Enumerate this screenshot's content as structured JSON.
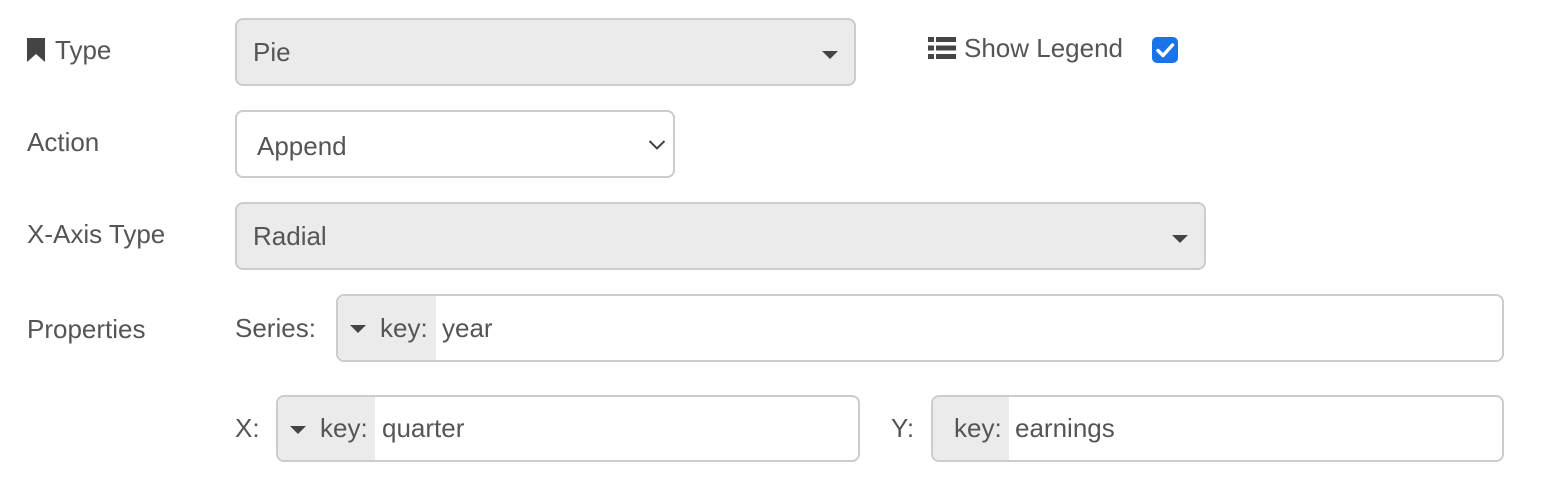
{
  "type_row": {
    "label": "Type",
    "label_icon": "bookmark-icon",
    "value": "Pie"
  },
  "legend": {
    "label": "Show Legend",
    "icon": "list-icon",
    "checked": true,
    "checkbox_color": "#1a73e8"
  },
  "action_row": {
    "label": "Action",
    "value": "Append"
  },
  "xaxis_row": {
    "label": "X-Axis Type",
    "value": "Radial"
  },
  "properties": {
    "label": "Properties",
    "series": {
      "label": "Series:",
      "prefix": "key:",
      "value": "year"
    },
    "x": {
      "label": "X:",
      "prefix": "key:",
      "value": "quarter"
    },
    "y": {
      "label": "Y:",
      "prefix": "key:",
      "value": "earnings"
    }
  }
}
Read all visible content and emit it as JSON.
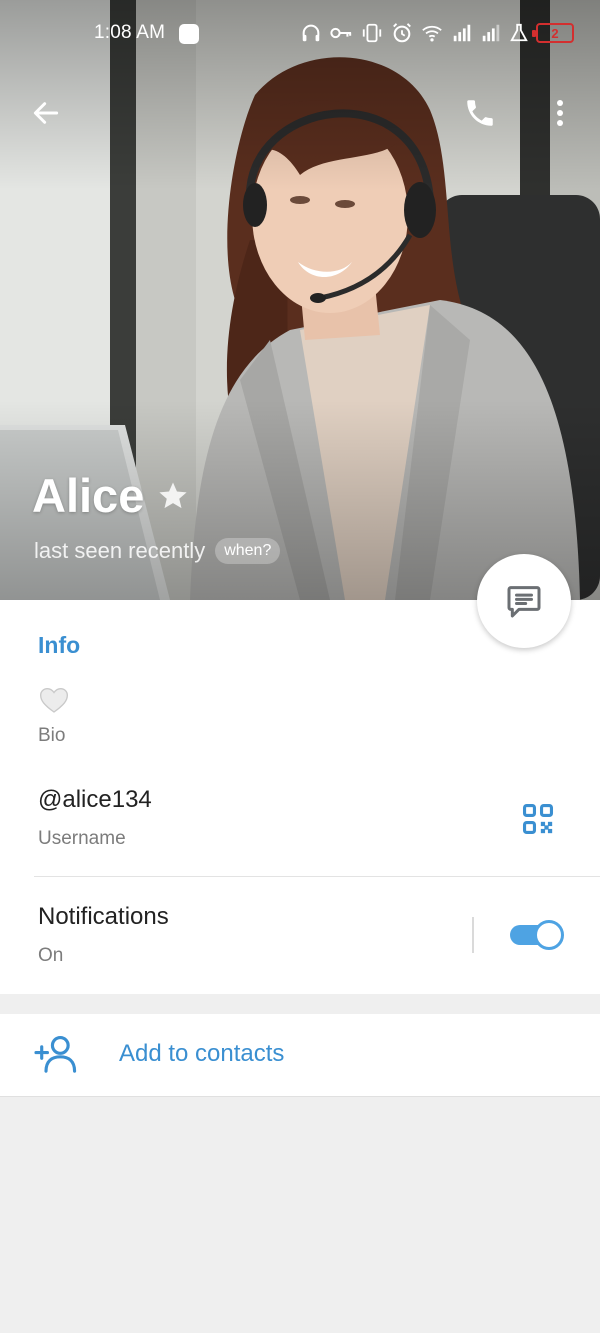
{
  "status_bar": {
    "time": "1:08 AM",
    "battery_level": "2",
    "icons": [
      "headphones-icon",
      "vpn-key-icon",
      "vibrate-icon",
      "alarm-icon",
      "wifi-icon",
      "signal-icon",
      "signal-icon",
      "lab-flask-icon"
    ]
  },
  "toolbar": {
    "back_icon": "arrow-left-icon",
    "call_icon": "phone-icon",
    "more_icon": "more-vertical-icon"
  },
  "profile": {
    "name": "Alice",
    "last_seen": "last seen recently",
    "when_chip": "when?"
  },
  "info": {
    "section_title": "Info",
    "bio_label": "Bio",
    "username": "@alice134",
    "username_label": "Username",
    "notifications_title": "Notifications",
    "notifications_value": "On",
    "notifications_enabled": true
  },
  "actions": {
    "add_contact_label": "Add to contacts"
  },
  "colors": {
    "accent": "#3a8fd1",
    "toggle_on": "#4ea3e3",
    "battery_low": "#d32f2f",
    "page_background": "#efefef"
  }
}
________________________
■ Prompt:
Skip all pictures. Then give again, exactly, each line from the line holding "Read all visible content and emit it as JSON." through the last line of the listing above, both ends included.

■ Task solution:
Read all visible content and emit it as JSON.
{
  "status_bar": {
    "time": "1:08 AM",
    "battery_level": "2",
    "icons": [
      "headphones-icon",
      "vpn-key-icon",
      "vibrate-icon",
      "alarm-icon",
      "wifi-icon",
      "signal-icon",
      "signal-icon",
      "lab-flask-icon"
    ]
  },
  "toolbar": {
    "back_icon": "arrow-left-icon",
    "call_icon": "phone-icon",
    "more_icon": "more-vertical-icon"
  },
  "profile": {
    "name": "Alice",
    "last_seen": "last seen recently",
    "when_chip": "when?"
  },
  "info": {
    "section_title": "Info",
    "bio_label": "Bio",
    "username": "@alice134",
    "username_label": "Username",
    "notifications_title": "Notifications",
    "notifications_value": "On",
    "notifications_enabled": true
  },
  "actions": {
    "add_contact_label": "Add to contacts"
  },
  "colors": {
    "accent": "#3a8fd1",
    "toggle_on": "#4ea3e3",
    "battery_low": "#d32f2f",
    "page_background": "#efefef"
  }
}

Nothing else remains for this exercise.